1) When and how did you first start practising?
I first found yoga from watching TV when I was 12 years old, Yoga for Health was the name of the program. My favourite pose was the Shoulder Stand, which I teach very carefully now after YTT and learning anatomy.
2) How you feel or what did you think after that first time?
I was intrigued by how good I felt after the practice – I guess it was the beginnings accessible yoga. I am never athletic and I am not good at sports and games, so yoga is the only form of ‘exercise’ available to me. Life started taking over when I started working and I did not get to practice for a good 30 years. In my 40s, I started getting aches and pains, felt a loss of energy and general weakness – especially after having 2 kids (whom I adore). I started taking yoga classes with Pure Yoga in Hong Kong – regularly 3 times a week. The practice was my safe place. I found that by coming to practice I could access parts of my body and my mind that are helpful to help me navigate my life both personally and professionally.
3) What inspired you to teach? And why do you continue to teach?
It was Patrick Creelman and Rinat Perlman – whom I will forever acknowledge as my foremost teachers. There have been many teachers along the way of course, and each one has brought their own wonderful knowledge and generously shared about their practice. They taught me how to be authentic and to act from the position of authenticity which is something that I struggled with. I have spent the better part of my life being an executive, friend, mother and wife, and feeling out of control. The teachers seemed very calm and clear-headed about what they were teaching and I got especially drawn to classes where the teacher gave clear and specific anatomical instructions and cues that I could follow. Somehow that idea of order felt reassuring. I love the feeling of stripping and sanding away all the layers and layers of conditioning and expectations that others (and even myself) have of me to behave a certain way and to deliver certain things. To uncover and reveal who I am and what I bring to this little life that I have now.
I teach to help people understand that true happiness is not attained by running around, rushing around and doing more. I hope to help them see that they really only need to slow down and start from their own bodies – the one and only ‘vehicle’ we have to move us around and manifest our contribution to this beautiful world.
4) How has your practice affected your life and perspective on it?
I was living the dream life, a career in one of the largest IT companies in the world, traveling, enjoying parenthood, a great husband. It was all good but I was feeling disconnected from everything.
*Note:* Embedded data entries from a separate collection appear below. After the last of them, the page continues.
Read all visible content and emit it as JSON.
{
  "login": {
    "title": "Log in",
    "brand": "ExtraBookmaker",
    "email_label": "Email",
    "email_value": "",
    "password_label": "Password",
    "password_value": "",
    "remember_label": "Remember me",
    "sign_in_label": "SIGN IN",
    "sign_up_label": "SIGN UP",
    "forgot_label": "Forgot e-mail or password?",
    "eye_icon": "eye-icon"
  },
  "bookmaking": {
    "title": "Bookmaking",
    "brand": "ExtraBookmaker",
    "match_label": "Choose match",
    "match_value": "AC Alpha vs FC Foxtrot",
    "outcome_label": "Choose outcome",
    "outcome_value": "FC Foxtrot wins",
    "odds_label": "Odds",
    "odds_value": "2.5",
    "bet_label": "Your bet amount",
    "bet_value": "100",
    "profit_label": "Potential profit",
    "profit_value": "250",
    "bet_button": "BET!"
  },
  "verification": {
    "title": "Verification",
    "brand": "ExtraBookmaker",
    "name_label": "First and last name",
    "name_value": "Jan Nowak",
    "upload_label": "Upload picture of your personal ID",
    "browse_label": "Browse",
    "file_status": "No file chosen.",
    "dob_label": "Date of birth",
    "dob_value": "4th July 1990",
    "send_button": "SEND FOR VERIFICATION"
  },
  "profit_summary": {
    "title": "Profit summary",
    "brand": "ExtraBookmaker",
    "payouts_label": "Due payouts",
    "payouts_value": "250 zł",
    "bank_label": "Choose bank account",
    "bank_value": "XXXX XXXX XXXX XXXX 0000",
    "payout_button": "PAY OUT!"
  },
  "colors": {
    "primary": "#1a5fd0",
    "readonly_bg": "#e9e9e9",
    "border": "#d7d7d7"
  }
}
Everything I had to do seemed to require more and more effort over time, when they should actually be getting easier. When we moved to Hongkong, I lost my usual ‘structure’. While that was assuring, it was also a burden to maintain. I started taking regular classes in Pure Yoga, near my office and took any class that fitted my free time. I found that it did not matter the style of yoga or the teacher, I had the same experience after – calmer, things seemed more organised, and I was able to make good decisions easily.
I found that the clear, mindful asana instruction improved my focus (on the right / important things) and sense of connectedness with my mind and body. But on a greater scale, the daily practice showed me the value of acting deliberately. I learned that, on the mat, patience and focused intention translated into more precision in poses; off the mat, those qualities resulted in living in a more deeply satisfying way. When you hold poses for a while, you have time to get where you want to be, she says. “That’s how I feel about life now. If you are slow and mindful, you tend to be more focused on your goals and intentions.”
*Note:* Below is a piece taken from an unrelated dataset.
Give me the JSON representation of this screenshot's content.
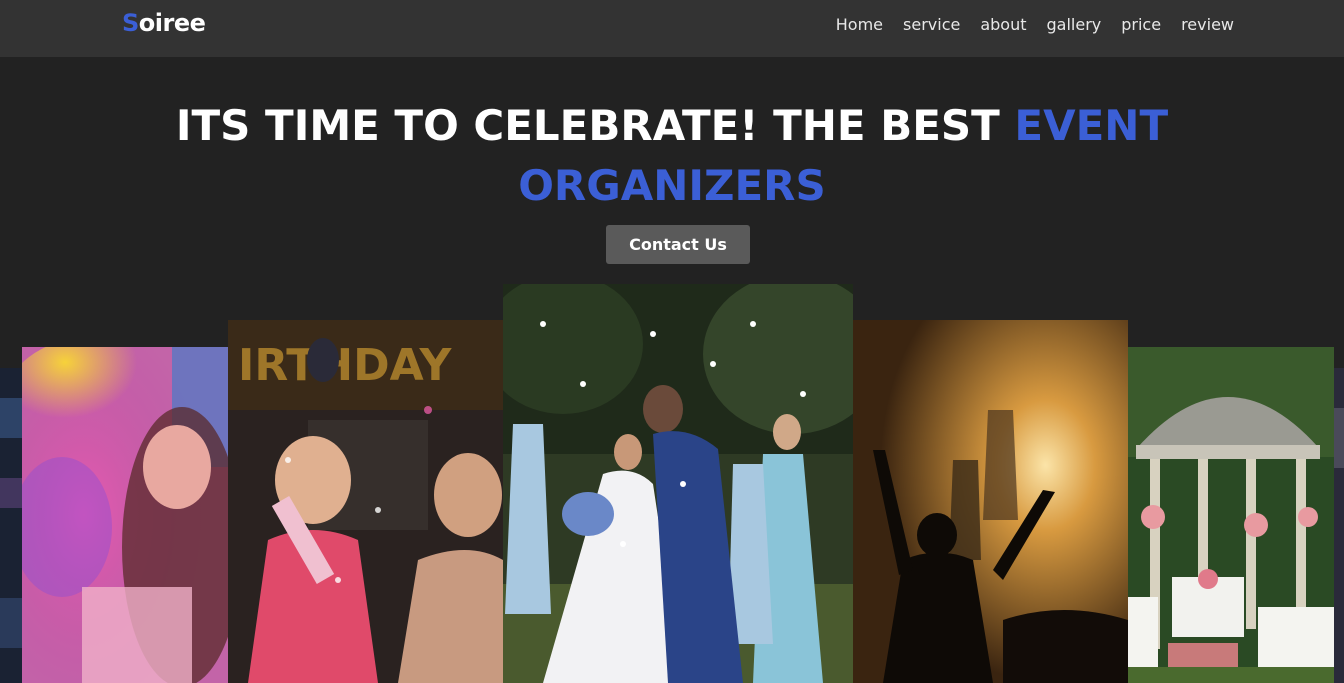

Tantra scholar, Rod Stryker, once said, to truly understand why yoga is so transformative, you first have to understand the concept of transformation. The idea that yoga changes you into someone better than the person you were before is something of a misconception, Stryker says. It is more accurate to say that yoga helps you remove the obstacles that obscure who you really are, that it helps you come into a fuller expression of your true nature. “We’re not transforming into something we aspire to,” he says. “We’re transforming into the very thing that we are innately: our best Self.” I realised that for the most part of my life, I had been living other people’s idea of a successful life. The only way to measure success was how much money I could make.
Most importantly, my yoga practice allows me a glimpse of the joyful and free person you can be. Practising asanas allow me to accomplish things I never thought I could or even want to. Before YTT, I always thought that there’s no way I am going to be able to do a Handstand, I’ll just leave that to the younger practitioners.” However, I started gaining confidence with constant practice during YTT, and one day, I was doing a handstand.” I love that feeling of joy and freedom when lying in savasana at the end of a yoga practice, after having worked hard and felt thoroughly present and connected to my body. It feels raw and simple, like I have been stripped down to my essence – thoroughly clean, shining even. It may be fleeting, but I know I can always come back to it whenever I need to.
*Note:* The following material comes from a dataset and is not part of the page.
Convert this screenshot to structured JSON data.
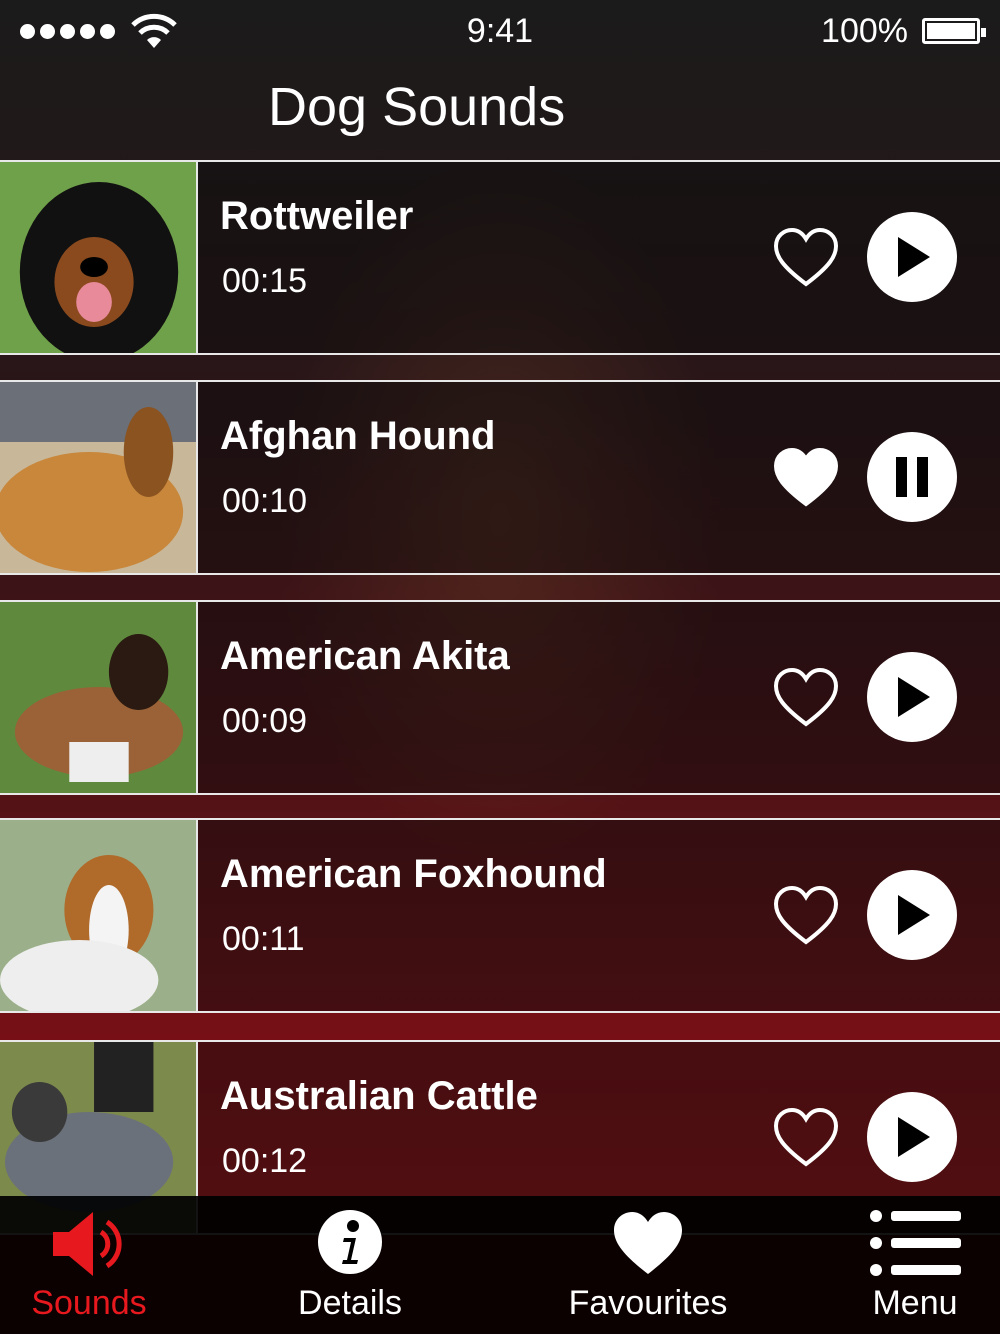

5) Share something fun about yourself.
It’s not really fun but I donated one of my kidneys and am a living example of how strong and capable our bodies are at adapting and thriving. I also happen to love eating, and am always happy to be invited to eat (I really will eat almost anything).